Dataset excerpts
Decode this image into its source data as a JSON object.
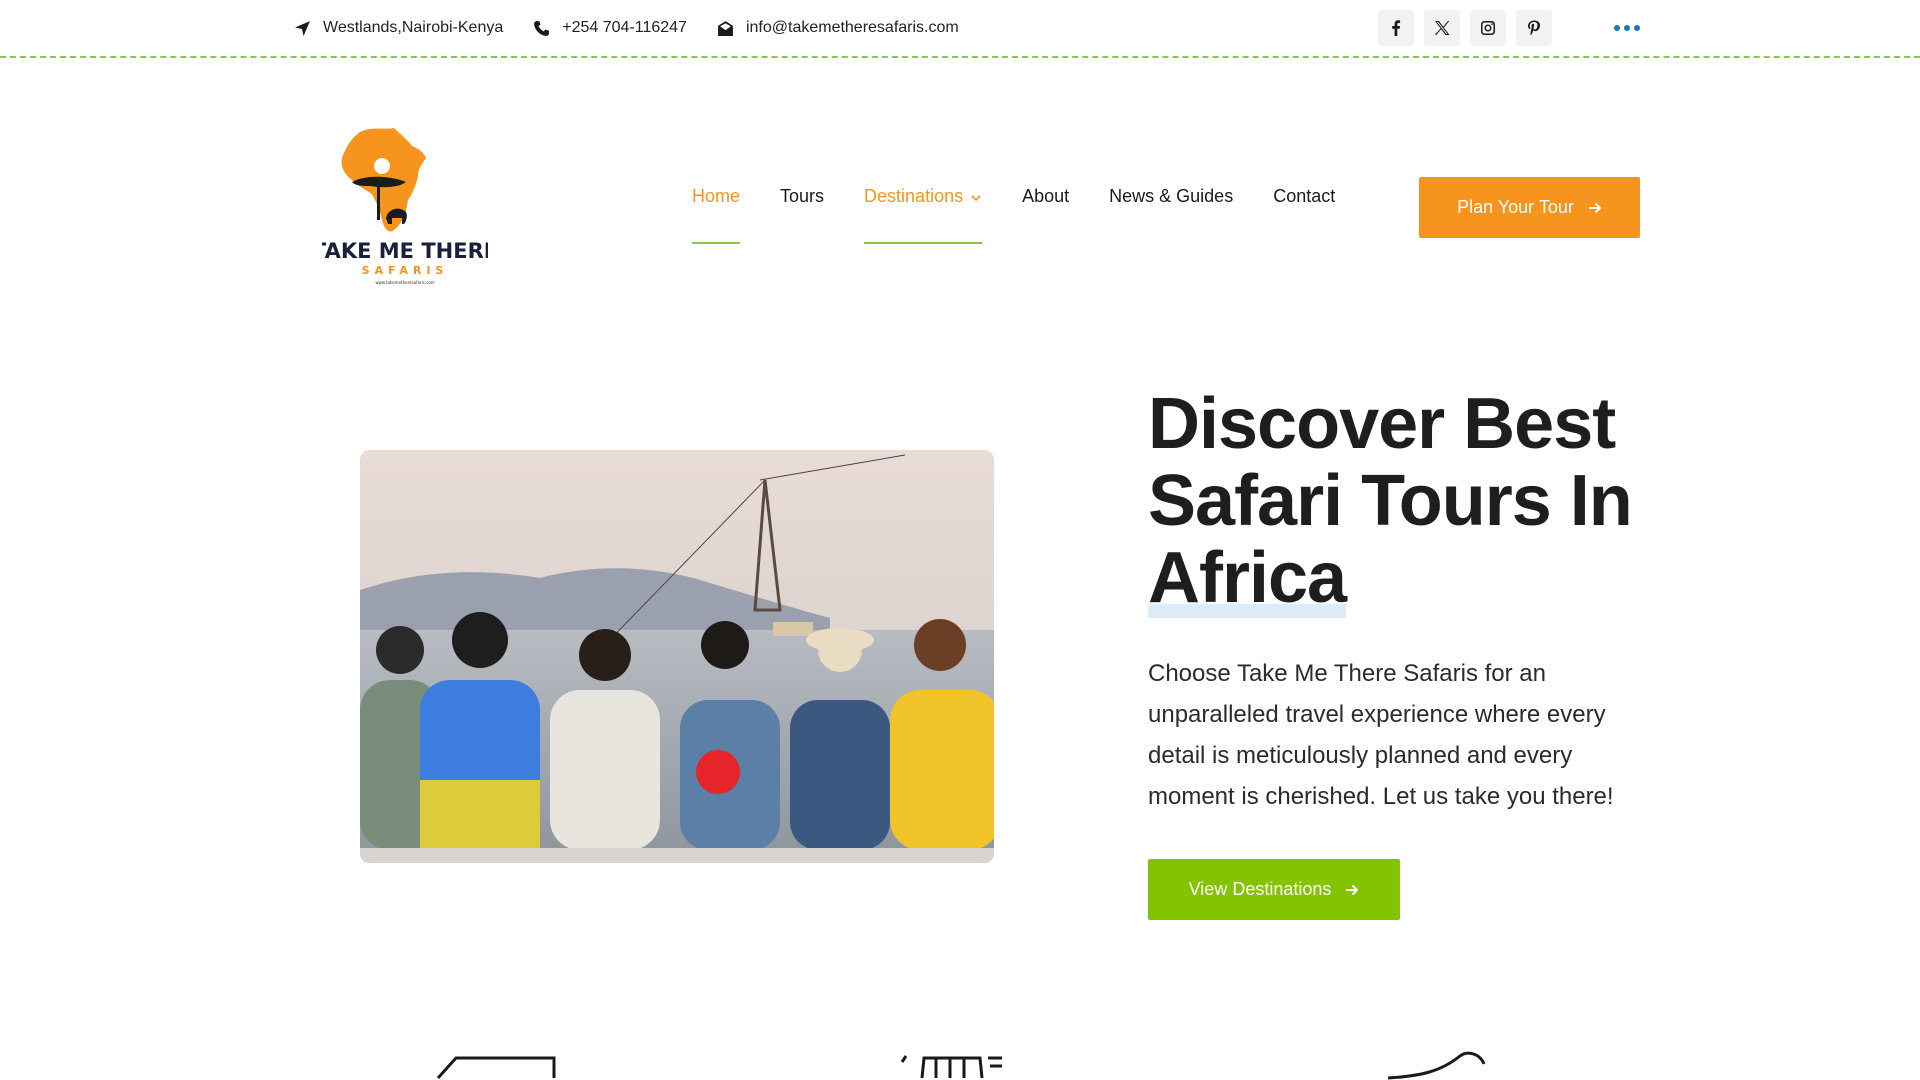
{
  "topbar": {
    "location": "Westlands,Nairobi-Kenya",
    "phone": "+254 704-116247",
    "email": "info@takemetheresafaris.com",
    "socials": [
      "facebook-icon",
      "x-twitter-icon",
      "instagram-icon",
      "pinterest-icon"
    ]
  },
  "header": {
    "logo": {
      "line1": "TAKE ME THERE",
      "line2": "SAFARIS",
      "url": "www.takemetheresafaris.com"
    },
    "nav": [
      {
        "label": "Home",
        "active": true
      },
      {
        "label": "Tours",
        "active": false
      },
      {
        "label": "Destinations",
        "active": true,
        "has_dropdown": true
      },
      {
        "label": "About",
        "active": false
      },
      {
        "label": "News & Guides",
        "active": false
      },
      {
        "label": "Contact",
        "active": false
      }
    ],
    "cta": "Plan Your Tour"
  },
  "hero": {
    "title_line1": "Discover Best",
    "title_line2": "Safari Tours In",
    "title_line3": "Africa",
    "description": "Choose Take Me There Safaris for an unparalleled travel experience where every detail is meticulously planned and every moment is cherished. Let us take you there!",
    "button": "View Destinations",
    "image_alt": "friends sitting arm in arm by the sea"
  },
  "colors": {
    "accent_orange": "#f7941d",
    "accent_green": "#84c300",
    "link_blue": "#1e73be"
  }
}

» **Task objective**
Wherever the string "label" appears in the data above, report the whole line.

» **Solution for this problem**
        "label": "Home",
        "label": "Tours",
        "label": "Destinations",
        "label": "About",
        "label": "News & Guides",
        "label": "Contact",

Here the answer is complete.